Global community is therefore united in a determination to prevent global temperatures to rise more than 1,5 degrees Celsius above the preindustrial levels. Growth of global temperatures by 1,5 degrees is consistent with the level of CO2 in the atmosphere of 2.700 Gt (this is often called carbon budget), and there are already 2.400 Gt of the excess CO2 in the atmosphere. With the current annual emissions, the carbon budget will be reached in only 8 years. In other words, if 2.700 Gt would be one hour, we would have exactly 7 minutes to stop emitting and prevent rise in temperatures by more than 1,5 degrees. This to my opinion is a major wake up call. But (equipped with my Japanese experience), I would as well considered this is as one of the greatest opportunities of all times.

Climate change requires deep, structural transformation of every single sector of the entire economy – from farming to transportation, from how we produce shoes and clothes, to how we build and warm up our houses. No business will stay unaffected by this change – the incumbent business will have to adapt, pressured by the expectations of their employees, customers and investors to take steps towards incorporating climate and environmental concerns into their businessmaking.
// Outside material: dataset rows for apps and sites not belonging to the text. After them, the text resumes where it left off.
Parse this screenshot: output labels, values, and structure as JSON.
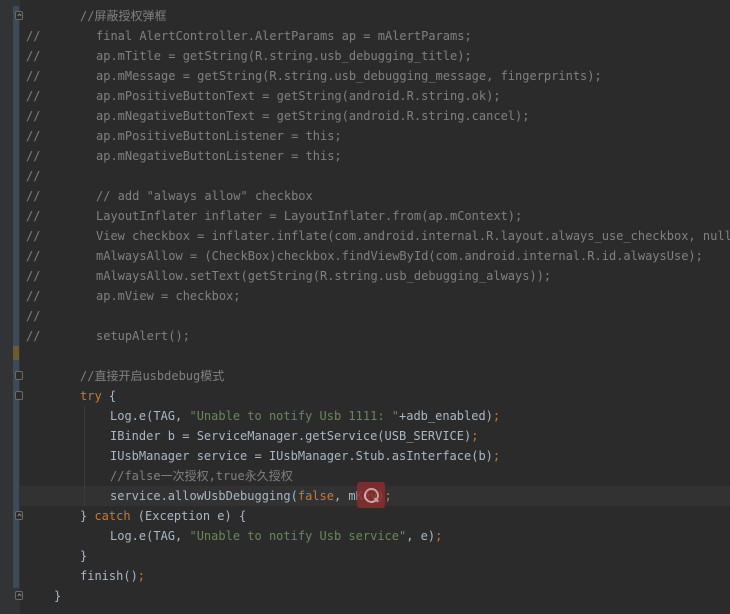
{
  "editor": {
    "lines": [
      {
        "comment_prefix": "",
        "indent": 80,
        "fold": "up",
        "tokens": [
          {
            "t": "//屏蔽授权弹框",
            "c": "#808080"
          }
        ]
      },
      {
        "comment_prefix": "//",
        "indent": 96,
        "tokens": [
          {
            "t": "final AlertController.AlertParams ap = mAlertParams;",
            "c": "#808080"
          }
        ]
      },
      {
        "comment_prefix": "//",
        "indent": 96,
        "tokens": [
          {
            "t": "ap.mTitle = getString(R.string.usb_debugging_title);",
            "c": "#808080"
          }
        ]
      },
      {
        "comment_prefix": "//",
        "indent": 96,
        "tokens": [
          {
            "t": "ap.mMessage = getString(R.string.usb_debugging_message, fingerprints);",
            "c": "#808080"
          }
        ]
      },
      {
        "comment_prefix": "//",
        "indent": 96,
        "tokens": [
          {
            "t": "ap.mPositiveButtonText = getString(android.R.string.ok);",
            "c": "#808080"
          }
        ]
      },
      {
        "comment_prefix": "//",
        "indent": 96,
        "tokens": [
          {
            "t": "ap.mNegativeButtonText = getString(android.R.string.cancel);",
            "c": "#808080"
          }
        ]
      },
      {
        "comment_prefix": "//",
        "indent": 96,
        "tokens": [
          {
            "t": "ap.mPositiveButtonListener = this;",
            "c": "#808080"
          }
        ]
      },
      {
        "comment_prefix": "//",
        "indent": 96,
        "tokens": [
          {
            "t": "ap.mNegativeButtonListener = this;",
            "c": "#808080"
          }
        ]
      },
      {
        "comment_prefix": "//",
        "indent": 96,
        "tokens": []
      },
      {
        "comment_prefix": "//",
        "indent": 96,
        "tokens": [
          {
            "t": "// add \"always allow\" checkbox",
            "c": "#808080"
          }
        ]
      },
      {
        "comment_prefix": "//",
        "indent": 96,
        "tokens": [
          {
            "t": "LayoutInflater inflater = LayoutInflater.from(ap.mContext);",
            "c": "#808080"
          }
        ]
      },
      {
        "comment_prefix": "//",
        "indent": 96,
        "tokens": [
          {
            "t": "View checkbox = inflater.inflate(com.android.internal.R.layout.always_use_checkbox, null);",
            "c": "#808080"
          }
        ]
      },
      {
        "comment_prefix": "//",
        "indent": 96,
        "tokens": [
          {
            "t": "mAlwaysAllow = (CheckBox)checkbox.findViewById(com.android.internal.R.id.alwaysUse);",
            "c": "#808080"
          }
        ]
      },
      {
        "comment_prefix": "//",
        "indent": 96,
        "tokens": [
          {
            "t": "mAlwaysAllow.setText(getString(R.string.usb_debugging_always));",
            "c": "#808080"
          }
        ]
      },
      {
        "comment_prefix": "//",
        "indent": 96,
        "tokens": [
          {
            "t": "ap.mView = checkbox;",
            "c": "#808080"
          }
        ]
      },
      {
        "comment_prefix": "//",
        "indent": 96,
        "tokens": []
      },
      {
        "comment_prefix": "//",
        "indent": 96,
        "tokens": [
          {
            "t": "setupAlert();",
            "c": "#808080"
          }
        ]
      },
      {
        "comment_prefix": "",
        "indent": 80,
        "tokens": []
      },
      {
        "comment_prefix": "",
        "indent": 80,
        "fold": "down",
        "tokens": [
          {
            "t": "//直接开启usbdebug模式",
            "c": "#808080"
          }
        ]
      },
      {
        "comment_prefix": "",
        "indent": 80,
        "fold": "down",
        "tokens": [
          {
            "t": "try",
            "c": "#cc7832"
          },
          {
            "t": " {",
            "c": "#a9b7c6"
          }
        ]
      },
      {
        "comment_prefix": "",
        "indent": 110,
        "tokens": [
          {
            "t": "Log.e(TAG, ",
            "c": "#a9b7c6"
          },
          {
            "t": "\"Unable to notify Usb 1111: \"",
            "c": "#6a8759"
          },
          {
            "t": "+adb_enabled)",
            "c": "#a9b7c6"
          },
          {
            "t": ";",
            "c": "#cc7832"
          }
        ]
      },
      {
        "comment_prefix": "",
        "indent": 110,
        "tokens": [
          {
            "t": "IBinder b = ServiceManager.getService(USB_SERVICE)",
            "c": "#a9b7c6"
          },
          {
            "t": ";",
            "c": "#cc7832"
          }
        ]
      },
      {
        "comment_prefix": "",
        "indent": 110,
        "tokens": [
          {
            "t": "IUsbManager service = IUsbManager.Stub.asInterface(b)",
            "c": "#a9b7c6"
          },
          {
            "t": ";",
            "c": "#cc7832"
          }
        ]
      },
      {
        "comment_prefix": "",
        "indent": 110,
        "tokens": [
          {
            "t": "//false一次授权,true永久授权",
            "c": "#808080"
          }
        ]
      },
      {
        "comment_prefix": "",
        "indent": 110,
        "tokens": [
          {
            "t": "service.allowUsbDebugging(",
            "c": "#a9b7c6"
          },
          {
            "t": "false",
            "c": "#cc7832"
          },
          {
            "t": ", mKey)",
            "c": "#a9b7c6"
          },
          {
            "t": ";",
            "c": "#cc7832"
          }
        ]
      },
      {
        "comment_prefix": "",
        "indent": 80,
        "fold": "up",
        "tokens": [
          {
            "t": "} ",
            "c": "#a9b7c6"
          },
          {
            "t": "catch",
            "c": "#cc7832"
          },
          {
            "t": " (Exception e) {",
            "c": "#a9b7c6"
          }
        ]
      },
      {
        "comment_prefix": "",
        "indent": 110,
        "tokens": [
          {
            "t": "Log.e(TAG, ",
            "c": "#a9b7c6"
          },
          {
            "t": "\"Unable to notify Usb service\"",
            "c": "#6a8759"
          },
          {
            "t": ", e)",
            "c": "#a9b7c6"
          },
          {
            "t": ";",
            "c": "#cc7832"
          }
        ]
      },
      {
        "comment_prefix": "",
        "indent": 80,
        "tokens": [
          {
            "t": "}",
            "c": "#a9b7c6"
          }
        ]
      },
      {
        "comment_prefix": "",
        "indent": 80,
        "tokens": [
          {
            "t": "finish()",
            "c": "#a9b7c6"
          },
          {
            "t": ";",
            "c": "#cc7832"
          }
        ]
      },
      {
        "comment_prefix": "",
        "indent": 54,
        "fold": "up",
        "tokens": [
          {
            "t": "}",
            "c": "#a9b7c6"
          }
        ]
      }
    ]
  },
  "colors": {
    "background": "#2b2b2b",
    "keyword": "#cc7832",
    "string": "#6a8759",
    "comment": "#808080",
    "text": "#a9b7c6"
  },
  "icons": {
    "intention_hint": "intention-bulb-icon",
    "fold": "fold-marker-icon"
  }
}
At the same time, many new business may arise as well, stimulated by the demand for sustainable products and services and a hunger for decarbonizing solutions. Interestingly, it is proved that start-ups have been the first to scale-up so-called climate tech business, like renewable energy and electric vehicles.
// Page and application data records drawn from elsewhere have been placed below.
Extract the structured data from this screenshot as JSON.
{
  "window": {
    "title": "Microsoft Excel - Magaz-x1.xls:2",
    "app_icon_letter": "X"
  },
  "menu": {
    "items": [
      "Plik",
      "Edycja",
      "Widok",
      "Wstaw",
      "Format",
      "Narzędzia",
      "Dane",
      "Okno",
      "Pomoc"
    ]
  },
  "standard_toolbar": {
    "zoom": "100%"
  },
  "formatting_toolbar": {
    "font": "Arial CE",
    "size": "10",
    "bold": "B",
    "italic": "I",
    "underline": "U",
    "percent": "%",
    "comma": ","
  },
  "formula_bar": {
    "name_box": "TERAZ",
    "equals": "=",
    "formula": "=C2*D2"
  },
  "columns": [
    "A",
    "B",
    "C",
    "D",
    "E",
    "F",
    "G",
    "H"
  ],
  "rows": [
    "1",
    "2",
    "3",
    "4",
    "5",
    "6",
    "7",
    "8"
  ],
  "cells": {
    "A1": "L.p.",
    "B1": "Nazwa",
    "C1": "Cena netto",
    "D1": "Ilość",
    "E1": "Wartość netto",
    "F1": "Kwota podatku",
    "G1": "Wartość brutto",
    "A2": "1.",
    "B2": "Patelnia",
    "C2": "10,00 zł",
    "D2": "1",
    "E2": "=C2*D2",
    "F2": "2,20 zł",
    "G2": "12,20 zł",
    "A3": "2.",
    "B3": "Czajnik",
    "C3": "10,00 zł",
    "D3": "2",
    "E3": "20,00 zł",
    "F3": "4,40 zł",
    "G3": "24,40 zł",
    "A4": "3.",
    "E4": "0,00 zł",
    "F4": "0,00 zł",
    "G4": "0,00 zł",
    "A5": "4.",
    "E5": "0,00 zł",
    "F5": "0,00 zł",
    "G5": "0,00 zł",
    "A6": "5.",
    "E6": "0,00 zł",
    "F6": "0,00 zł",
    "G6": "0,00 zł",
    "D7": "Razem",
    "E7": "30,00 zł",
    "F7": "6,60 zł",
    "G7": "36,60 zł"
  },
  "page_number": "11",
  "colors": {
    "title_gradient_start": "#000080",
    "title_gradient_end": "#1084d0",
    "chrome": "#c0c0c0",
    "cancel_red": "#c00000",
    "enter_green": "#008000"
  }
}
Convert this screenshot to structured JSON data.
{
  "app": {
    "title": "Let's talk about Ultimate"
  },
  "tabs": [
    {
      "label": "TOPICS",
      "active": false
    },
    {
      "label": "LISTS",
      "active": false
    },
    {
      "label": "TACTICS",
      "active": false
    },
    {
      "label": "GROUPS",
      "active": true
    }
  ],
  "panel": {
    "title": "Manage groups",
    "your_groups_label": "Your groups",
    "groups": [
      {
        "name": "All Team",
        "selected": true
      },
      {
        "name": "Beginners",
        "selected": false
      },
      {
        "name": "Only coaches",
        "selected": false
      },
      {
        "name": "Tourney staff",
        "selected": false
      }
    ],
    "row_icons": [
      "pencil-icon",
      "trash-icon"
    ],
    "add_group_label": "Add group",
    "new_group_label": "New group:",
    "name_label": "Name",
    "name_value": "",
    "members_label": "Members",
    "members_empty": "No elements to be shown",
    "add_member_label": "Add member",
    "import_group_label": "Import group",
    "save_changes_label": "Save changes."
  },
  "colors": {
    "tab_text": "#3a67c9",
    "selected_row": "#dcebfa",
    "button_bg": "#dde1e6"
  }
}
The state of the environment is surely worrying; however, the prospects for economic prosperity are not grim. We know that there are already technological solutions available, which could be profitable, and have great abatement potential. Technologies such as solar power, wind power, food waste technology, green hydrogen production and alternative foods have the potential to reduce GHG emissions by 80 percent. New business reaping the potential of such technologies could nowadays receive external funding from financial institutions across the risk spectrum – from green angel investors and green venture capitalists, to institutional investors and banks. According to McKinsey, investing in climate tech (businesses in the area of renewable energy, electric vehicles, carbon removal, food waste, agriculture and the decarbonisation of the built environment) already accounts for 1/8 of all VC investments. In 2021 there were 78 unicorns across eight climate tech challenge areas. The intensity and speed of development of digital economy we saw in recent decades might be followed by the equal development in decarbonisation economy.
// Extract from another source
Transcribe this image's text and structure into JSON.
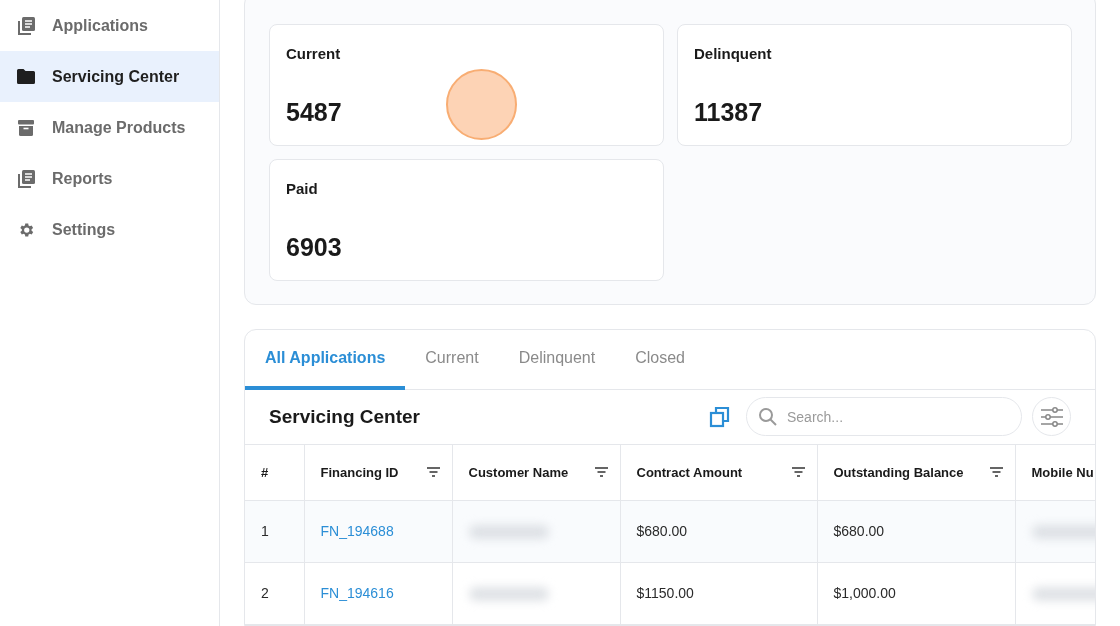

Banks as well are prone to including the financing of sustainable projects into their lending portfolio. Since 2017 central banks have been agile in rising banks' awareness of the climate and environmental risks they have been exposed to. The latest climate stress test carried out by the ECB on 104 European significant banks showed their overreliance on carbon-emitting sectors - almost two-thirds of banks’ income from non-financial corporate customers stems from greenhouse gas-intensive industries. In the future, the banks may therefore intend to restructure their portfolio and replace gradually the loans to carbon intensive sectors with loans to sustainable business and thus lower their exposure to climate risks.

At the end, let me encourage those of you that are considering starting up a climate-tech business or having already established a business in this area – I am very exciting about what the future brings to you. As I see it, there are all the important ingredients for your success. There is a growing demand for sustainable products and services, there are various policy measures implemented by the governments in order to support decarbonisation, there are already available profitable new technologies and there is an appetite of the financial sector to provide financing. Make use of the climate crisis, and in the same time make our planet healthier!